Passive design principles: a win for you and the environment

Imagine you could build a new house, so well designed that it didn’t require much in the way of artificial heating or cooling thereby making it affordable to run and perfectly comfortable all year round. Sounds ideal, right? The cost to build a new home is a big enough outlay so reducing running costs would certainly be a bonus. Such an energy efficient home is not only possible but it’s encouraged with the use of passive design principles.

Passive design principles are about careful design and quality construction as well as working with the local climate. It’s ‘passive’ in that the building envelope does most of the work to maintain comfortable temperatures so there’s less reliance on air conditioners in the summer and heating units in the winter. This of course means cheaper power bills – and we all like that!

Passive design principles incorporate building features such as:

  • orientation
  • thermal mass
  • insulation
  • glazing

These work together to take advantage of natural sources of heating and cooling, such as sun and breezes, and to minimise unwanted heat gain and loss.

Let’s take a closer look at these features in relation to the Valley Series house designs.
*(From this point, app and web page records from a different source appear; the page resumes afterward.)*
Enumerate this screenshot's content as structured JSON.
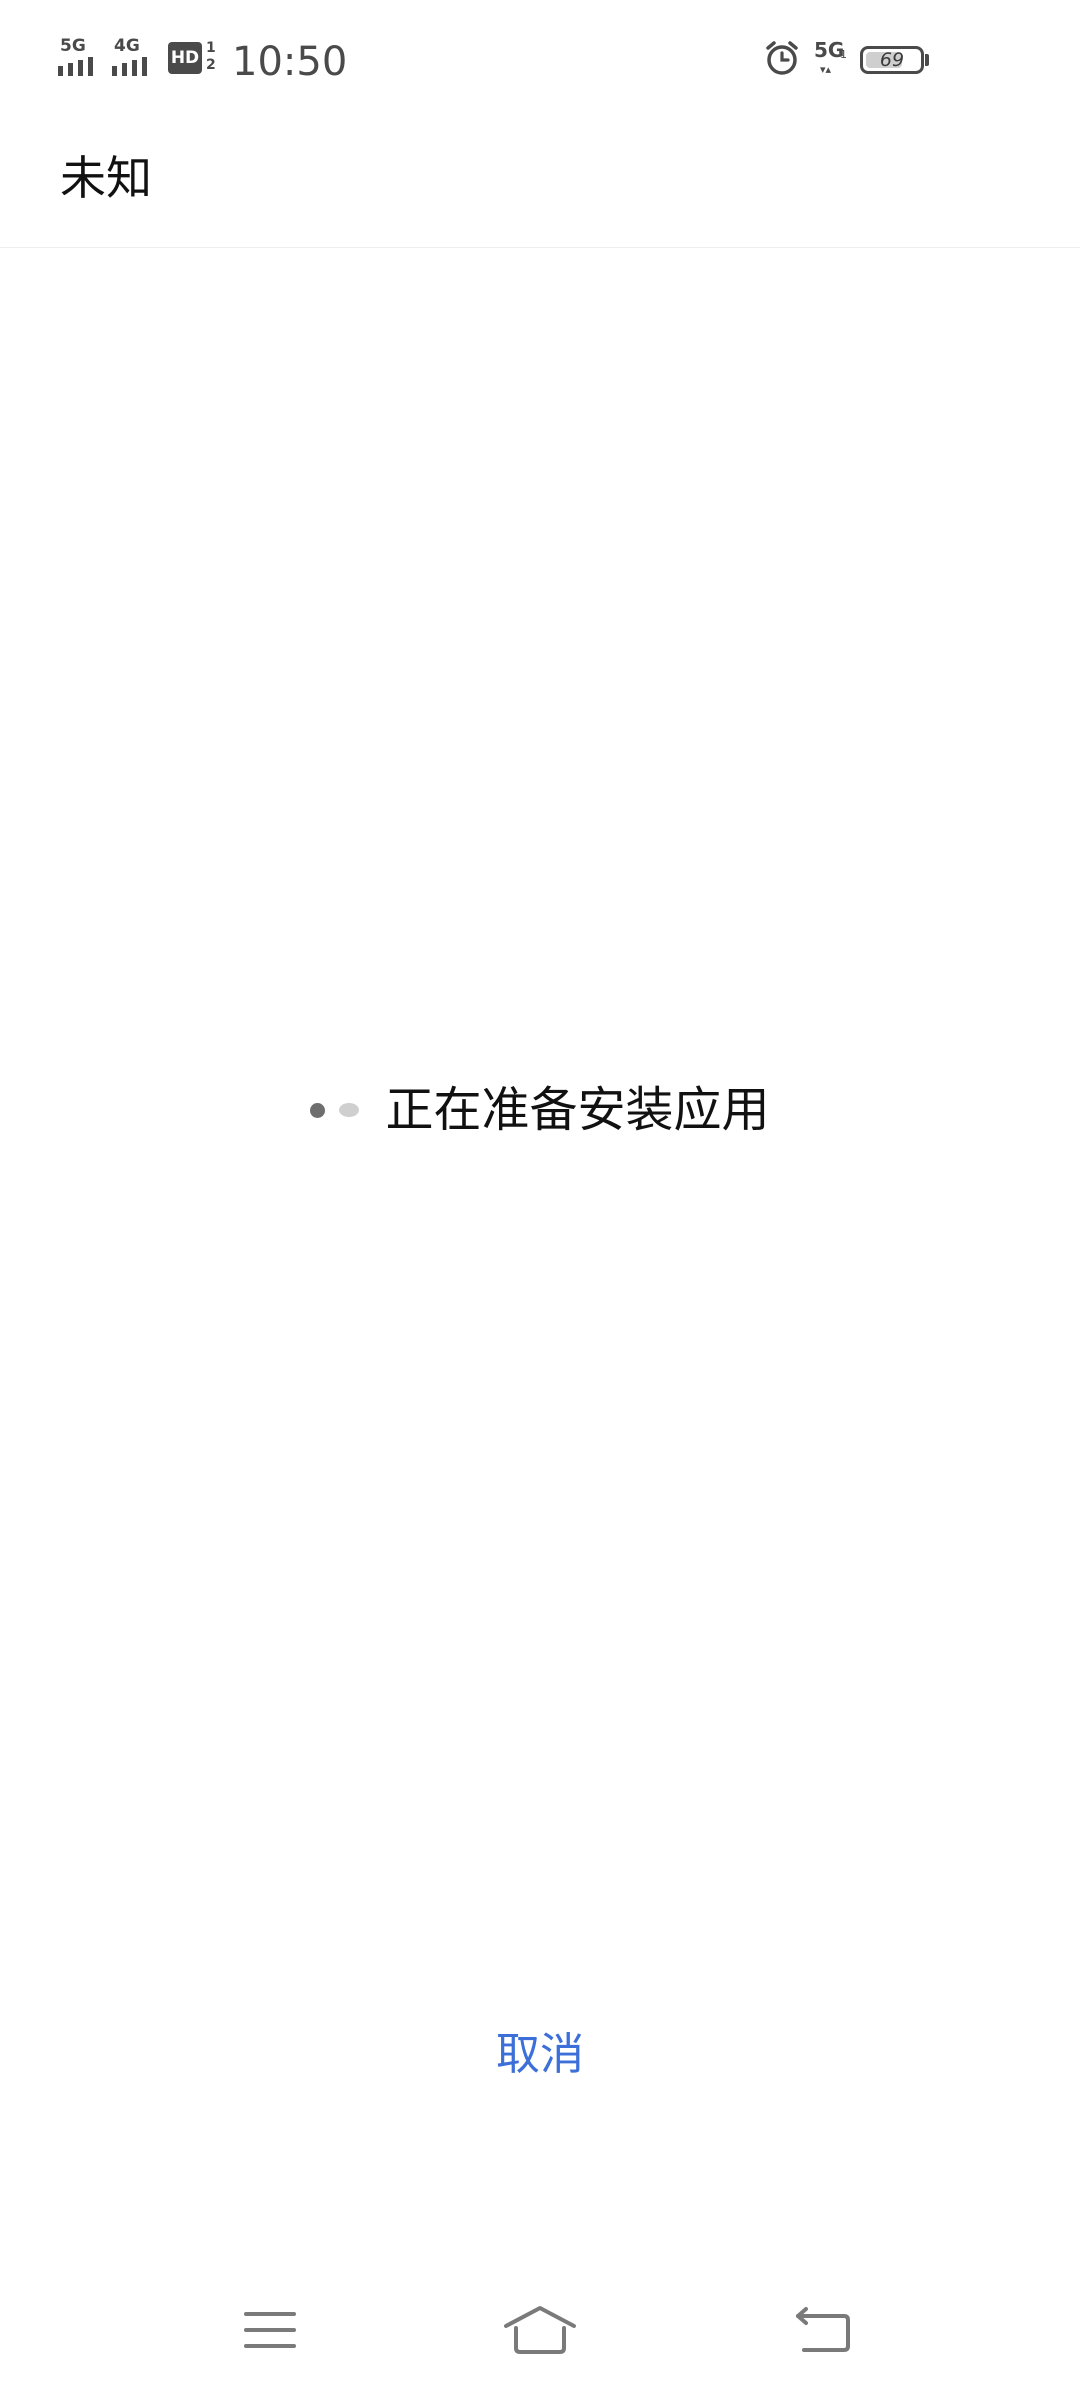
{
  "status_bar": {
    "sim1_network": "5G",
    "sim2_network": "4G",
    "hd_label": "HD",
    "hd_sub": "1\n2",
    "time": "10:50",
    "data_network": "5G",
    "data_sub": "1",
    "data_arrows": "▾▴",
    "battery_level": "69",
    "battery_fraction": 0.69
  },
  "header": {
    "title": "未知"
  },
  "loading": {
    "message": "正在准备安装应用"
  },
  "actions": {
    "cancel_label": "取消"
  },
  "colors": {
    "accent": "#3c6fd8",
    "status_icons": "#4a4a4a",
    "text": "#111111",
    "background": "#ffffff"
  },
  "nav_bar": {
    "icons": [
      "menu-icon",
      "home-icon",
      "back-icon"
    ]
  }
}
When you build a new house one of the most important decision is where it will be positioned on your block of land. Let’s be clear, aspect isn’t just about finding a good view. Good orientation can be achieved on almost any block of land, even small blocks, with careful design. In the southern hemisphere, making the most of that northern aspect is a key factor with passive design principles. The ideal is to optimize the orientation of the home for solar gain in winter with appropriate shading for summer.

Comfortable living

Valley Homes created the Valley Series to provide clients with the style of an architectural home, the flexibility of mix and match home design and the advantages of passive design principles.

The six Valley Series floor plans all include generous living areas that create a sense of space and openness connecting to the alfresco area. If orientated to the north, these house designs also ensure passive solar gain for the rooms that most need it. Living areas and the kitchen are usually the most important locations for passive heating because they are used day and evening. Polished concrete or tiling across the floors can create a thermal mass to absorb the winter sun and continue radiating that heat once the sun has gone down.

The Valley Series offers great flexibility with a variety of front and rear designs to choose from. The rear designs each have covered outdoor areas. By choosing a northern orientation, the deep verandahs create ample shade in the summer but allow the area to be bathed in the low-hanging winter sun so that outdoor entertaining can be enjoyed all year round. The Valley Series house designs are well suited to the climate of the Newcastle and Hunter Valley region.

Passive design principles also take advantage of variable cool breezes. In Newcastle and the Hunter Valley we all know what a difference it makes when a Southerly blows in after a hot Summer day. It’s a relief to feel that cool air blow through house, shifting the stale and oppressive heat of the day. With the Valley Series good ventilation is evident in each of the floor plans as the flow of air can be channeled through the house from the front to the back. Louvre windows can also be strategically incorporated into the house design to draw cool air through the home.

In contrast, it’s just as important to minimize unwelcome draughts in cooler months. Valley Homes uses only high quality doors and windows that meet the mandatory minimum specification ( AS 2047) which means they have been tested for maximum deflection under wind pressure, air leakage, and water penetration resistance. Top quality glazing and insulation contributes to an energy efficient home.

Climate matters

One of the key factors in applying passive design principles is understanding the local climate. Australia has eight main climate zones specified by the National Construction Code and it’s important to understand that different passive design strategies suit different climates. When you build a new house ensure it’s designed to suit your climate zone.

Choose a local builder that ‘gets it’

This is a great reason to choose a Newcastle builder like Valley Homes. Working in Newcastle and the Hunter Valley for over 50 years, we know the local climate and we’re aware of the ways in which it’s changing. We know that great architecture and passive design principles can make a huge difference to the quality of construction as well as quality of living. We also understand that when clients choose to build a new house they expect it to also be an energy efficient home. Valley Homes is the local home builder with the experience to meet all these needs and your expectations – contact us today to find out more.